15 June 2011
The Supreme Court has recently re-examined the criteria that may be applied to redundancies where an employer has no alternative to dismissal.
An employer reached an agreement with the relevant trade unions whereby the employees to be made redundant would be chosen from among those eligible for pension benefits. The employees who were dismissed contested the decision to terminate on this basis, claiming that it was discriminatory. The employees won their case at first instance and on appeal. However, the employer appealed to the Supreme Court, which held that the dismissals were lawful.
The court referred to three previous decisions(1) in stressing the legitimacy of the agreement reached between the employer and the trade unions, and of the criterion used to select employees for redundancy.
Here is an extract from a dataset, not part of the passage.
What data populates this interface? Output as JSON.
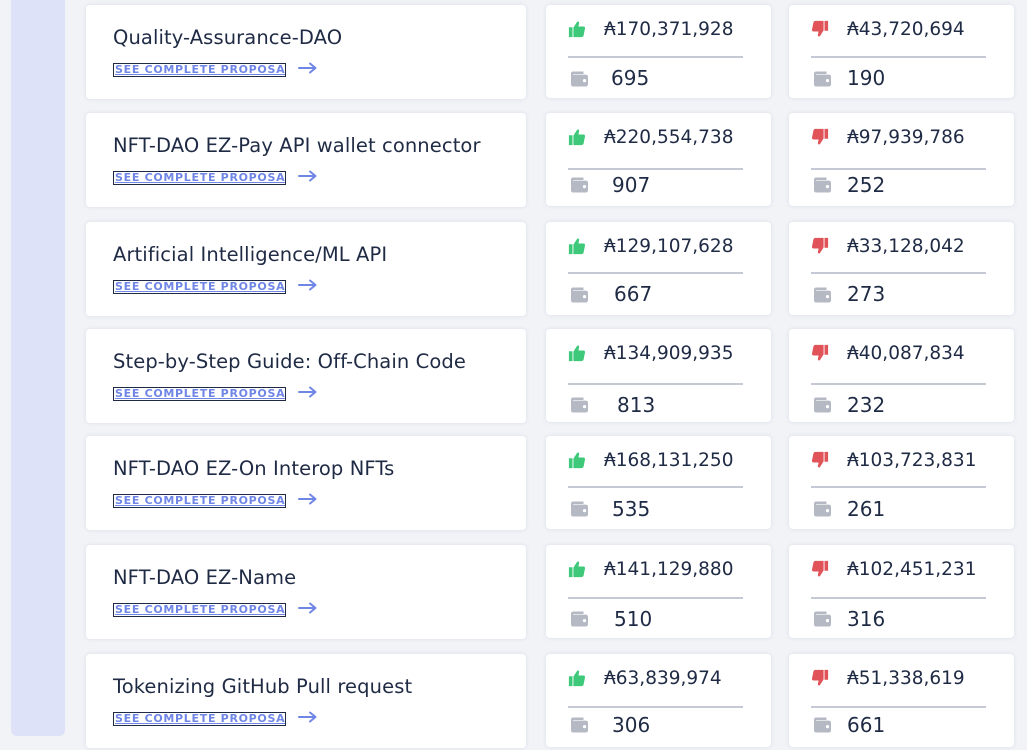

It stated that the criterion in question did not necessarily select the oldest employees, as in some cases an older employee may not meet the requirements for retirement benefits for reasons related to his or her career path or professional experience, whereas a younger colleague may do so. Moreover, the court stated that such criteria help to reduce the social impact of dismissals by terminating employees who are entitled to receive pension benefits.
The decision is particularly significant because it follows certain recent decisions at EU level(2) concerning the principle of equal treatment on employment terms and working conditions, as set out in the EU Employment Framework Directive (2000/78/EC).(3)
The court stated that dismissing employees based on their eligibility for pension benefits, as agreed with the trade unions at the end of the redundancy procedure, does not conflict with the anti-discriminatory aims of national and EU law. Rather, it has the lawful aim of reducing the social impact of dismissals. The court stated that the criterion did not constitute unjustified inequality of treatment, but was fair, rational and equitable, granting all employees the same conditions of access to, and presence in, the job market.
The materials contained on this website are for general information purposes only and are subject to the disclaimer.
ILO is a premium online legal update service for major companies and law firms worldwide. In-house corporate counsel and other users of legal services, as well as law firm partners, qualify for a free subscription.